Playing in her hometown (Toronto), Feist was clearly “on” last night as was the audience. Even though there were 2,000 people there, it felt small and comfortable. The non-music highlight was her attempt to divide the audience into singing groups by using bicycles riders vs. non-bicycle riders. When that didn’t work, she moved on to area codes – much to everyone’s delight.
As the music industry scrambles to deal with its digitization, it is difficult not to get the feeling that it’s so obsessed with selling albums/singles that it forgets about live performances. You hear so much about the RIAA suing consumers for downloading music but little about how more bands have realized that if they want to survive and thrive financially and artistically, they need to get out on the road in front of the people.

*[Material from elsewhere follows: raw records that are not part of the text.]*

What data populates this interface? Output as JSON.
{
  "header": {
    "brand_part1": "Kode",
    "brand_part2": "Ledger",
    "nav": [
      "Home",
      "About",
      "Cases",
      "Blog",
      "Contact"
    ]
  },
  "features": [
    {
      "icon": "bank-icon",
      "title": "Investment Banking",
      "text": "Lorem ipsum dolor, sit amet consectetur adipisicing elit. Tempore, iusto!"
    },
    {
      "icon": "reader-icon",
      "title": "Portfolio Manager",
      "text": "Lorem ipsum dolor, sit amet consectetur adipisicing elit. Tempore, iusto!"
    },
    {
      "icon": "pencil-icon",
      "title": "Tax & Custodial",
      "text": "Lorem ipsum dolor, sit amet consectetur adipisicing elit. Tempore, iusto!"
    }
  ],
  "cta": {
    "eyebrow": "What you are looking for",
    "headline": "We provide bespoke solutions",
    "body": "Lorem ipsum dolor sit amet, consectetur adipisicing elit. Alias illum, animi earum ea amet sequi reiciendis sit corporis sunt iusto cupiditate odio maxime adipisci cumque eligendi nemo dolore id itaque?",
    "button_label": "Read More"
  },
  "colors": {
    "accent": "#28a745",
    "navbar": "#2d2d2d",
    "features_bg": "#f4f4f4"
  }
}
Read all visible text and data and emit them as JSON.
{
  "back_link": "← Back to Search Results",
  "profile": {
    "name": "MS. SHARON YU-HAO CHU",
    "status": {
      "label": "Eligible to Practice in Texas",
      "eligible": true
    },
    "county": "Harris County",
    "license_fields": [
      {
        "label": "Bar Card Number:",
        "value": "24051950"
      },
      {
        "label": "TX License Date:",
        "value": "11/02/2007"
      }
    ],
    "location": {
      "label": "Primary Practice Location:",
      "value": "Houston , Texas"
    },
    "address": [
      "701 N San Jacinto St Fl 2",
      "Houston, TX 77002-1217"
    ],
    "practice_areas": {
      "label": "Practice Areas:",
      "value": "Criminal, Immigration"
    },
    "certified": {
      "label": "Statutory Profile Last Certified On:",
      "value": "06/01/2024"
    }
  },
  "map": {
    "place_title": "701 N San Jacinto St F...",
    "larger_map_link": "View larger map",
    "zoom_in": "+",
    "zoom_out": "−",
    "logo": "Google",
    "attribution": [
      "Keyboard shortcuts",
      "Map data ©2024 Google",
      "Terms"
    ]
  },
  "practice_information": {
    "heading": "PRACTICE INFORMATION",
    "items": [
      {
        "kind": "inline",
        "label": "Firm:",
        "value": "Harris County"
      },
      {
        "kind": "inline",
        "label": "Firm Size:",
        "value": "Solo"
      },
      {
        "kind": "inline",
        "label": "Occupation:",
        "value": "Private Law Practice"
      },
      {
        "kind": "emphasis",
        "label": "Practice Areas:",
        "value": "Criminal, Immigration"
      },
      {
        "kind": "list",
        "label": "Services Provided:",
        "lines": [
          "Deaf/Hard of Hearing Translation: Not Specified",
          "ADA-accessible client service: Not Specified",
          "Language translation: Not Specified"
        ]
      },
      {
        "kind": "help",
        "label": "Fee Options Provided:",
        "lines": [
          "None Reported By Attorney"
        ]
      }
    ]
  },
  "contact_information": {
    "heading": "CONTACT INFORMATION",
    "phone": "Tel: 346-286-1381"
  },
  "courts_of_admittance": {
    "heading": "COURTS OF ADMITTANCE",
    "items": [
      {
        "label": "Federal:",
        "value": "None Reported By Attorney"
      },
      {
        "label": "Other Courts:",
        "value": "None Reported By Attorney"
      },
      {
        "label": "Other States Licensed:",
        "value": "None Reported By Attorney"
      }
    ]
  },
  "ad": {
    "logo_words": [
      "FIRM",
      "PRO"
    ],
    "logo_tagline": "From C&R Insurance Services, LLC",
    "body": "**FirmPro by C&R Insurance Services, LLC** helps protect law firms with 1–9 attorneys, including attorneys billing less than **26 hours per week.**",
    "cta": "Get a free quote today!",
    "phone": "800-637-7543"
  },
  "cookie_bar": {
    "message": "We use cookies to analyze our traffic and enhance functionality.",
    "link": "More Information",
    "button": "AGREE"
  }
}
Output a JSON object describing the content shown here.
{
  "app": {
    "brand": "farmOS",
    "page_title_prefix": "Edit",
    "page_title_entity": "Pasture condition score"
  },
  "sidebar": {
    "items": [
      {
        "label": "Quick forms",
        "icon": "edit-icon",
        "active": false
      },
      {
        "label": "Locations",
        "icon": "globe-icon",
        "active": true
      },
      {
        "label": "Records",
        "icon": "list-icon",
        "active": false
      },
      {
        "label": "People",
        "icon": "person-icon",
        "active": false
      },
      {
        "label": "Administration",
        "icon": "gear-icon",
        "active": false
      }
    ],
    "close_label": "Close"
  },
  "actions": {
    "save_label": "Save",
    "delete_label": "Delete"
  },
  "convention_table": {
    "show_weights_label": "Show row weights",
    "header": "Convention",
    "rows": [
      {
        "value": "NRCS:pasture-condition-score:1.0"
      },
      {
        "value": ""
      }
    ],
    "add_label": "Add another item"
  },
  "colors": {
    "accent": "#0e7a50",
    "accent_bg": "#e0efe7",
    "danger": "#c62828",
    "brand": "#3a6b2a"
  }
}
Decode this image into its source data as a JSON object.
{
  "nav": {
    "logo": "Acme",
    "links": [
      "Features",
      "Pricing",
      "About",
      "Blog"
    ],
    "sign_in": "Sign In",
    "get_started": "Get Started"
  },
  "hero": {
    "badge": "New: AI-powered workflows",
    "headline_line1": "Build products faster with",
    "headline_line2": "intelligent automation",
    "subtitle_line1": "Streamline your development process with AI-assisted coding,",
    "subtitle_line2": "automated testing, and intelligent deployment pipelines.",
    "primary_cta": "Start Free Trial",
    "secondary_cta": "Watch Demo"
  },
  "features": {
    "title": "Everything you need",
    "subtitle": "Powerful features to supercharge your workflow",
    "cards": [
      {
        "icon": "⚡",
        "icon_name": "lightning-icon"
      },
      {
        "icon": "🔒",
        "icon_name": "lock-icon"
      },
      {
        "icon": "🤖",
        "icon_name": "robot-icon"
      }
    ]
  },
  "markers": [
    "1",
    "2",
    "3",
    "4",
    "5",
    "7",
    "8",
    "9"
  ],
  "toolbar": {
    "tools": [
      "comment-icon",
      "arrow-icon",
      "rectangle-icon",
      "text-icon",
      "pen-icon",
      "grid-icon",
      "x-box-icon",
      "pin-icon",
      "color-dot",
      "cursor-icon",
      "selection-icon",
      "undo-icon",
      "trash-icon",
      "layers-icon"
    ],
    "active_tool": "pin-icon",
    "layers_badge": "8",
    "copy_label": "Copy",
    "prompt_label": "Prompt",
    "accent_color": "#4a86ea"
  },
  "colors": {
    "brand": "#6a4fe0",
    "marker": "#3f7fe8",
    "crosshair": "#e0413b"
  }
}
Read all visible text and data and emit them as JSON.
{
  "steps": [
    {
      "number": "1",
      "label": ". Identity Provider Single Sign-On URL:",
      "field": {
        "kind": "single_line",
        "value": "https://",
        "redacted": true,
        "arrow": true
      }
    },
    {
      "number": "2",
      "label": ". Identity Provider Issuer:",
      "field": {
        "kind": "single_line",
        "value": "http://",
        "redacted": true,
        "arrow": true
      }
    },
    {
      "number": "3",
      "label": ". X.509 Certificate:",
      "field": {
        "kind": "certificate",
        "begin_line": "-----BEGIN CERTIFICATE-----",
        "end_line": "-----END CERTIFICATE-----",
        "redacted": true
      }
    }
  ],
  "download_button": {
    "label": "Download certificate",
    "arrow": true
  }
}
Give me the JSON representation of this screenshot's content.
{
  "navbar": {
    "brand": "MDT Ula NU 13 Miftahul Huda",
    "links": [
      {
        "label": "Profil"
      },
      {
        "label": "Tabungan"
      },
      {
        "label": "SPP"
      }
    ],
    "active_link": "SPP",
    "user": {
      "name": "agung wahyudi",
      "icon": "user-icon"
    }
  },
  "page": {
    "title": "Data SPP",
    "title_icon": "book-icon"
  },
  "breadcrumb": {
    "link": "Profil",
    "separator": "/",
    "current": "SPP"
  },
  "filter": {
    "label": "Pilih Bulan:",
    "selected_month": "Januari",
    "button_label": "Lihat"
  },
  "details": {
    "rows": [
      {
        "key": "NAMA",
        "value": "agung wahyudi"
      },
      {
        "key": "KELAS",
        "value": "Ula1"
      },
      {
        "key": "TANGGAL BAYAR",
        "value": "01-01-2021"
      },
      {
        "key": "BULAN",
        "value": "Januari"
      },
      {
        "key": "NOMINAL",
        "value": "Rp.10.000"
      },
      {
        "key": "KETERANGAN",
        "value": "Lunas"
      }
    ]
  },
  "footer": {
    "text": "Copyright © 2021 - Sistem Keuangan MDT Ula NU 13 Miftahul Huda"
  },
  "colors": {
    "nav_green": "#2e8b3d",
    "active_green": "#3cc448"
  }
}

It may be that music does want to be be free given consumers don’t see much value in it digitally. If that’s the case, the music industry and musicians have no choice but switch gears and make live performances the foundation of their businesses again. It’s a product that consumers will actually purchase.
Who knows, maybe a dividend along the way is that live performances resonate with consumers to the point where they are willing to pay for a CD, a high-quality digital track/CD, or an old-fashioned CD.
In many ways, Feist’s performance last night was a 90-minute commercial for her CD – and a pretty damn good one at that!
More: To listen to some of Feist’s music, check out her MySpace page. For the scoop on how the RIAA catches alleged music pirates, check out this story. To buy Feist’s new album, The Reminder, click here. The Leading Question and Music Alley have come up with five recommendations for the music industry to resuscitate its prospects.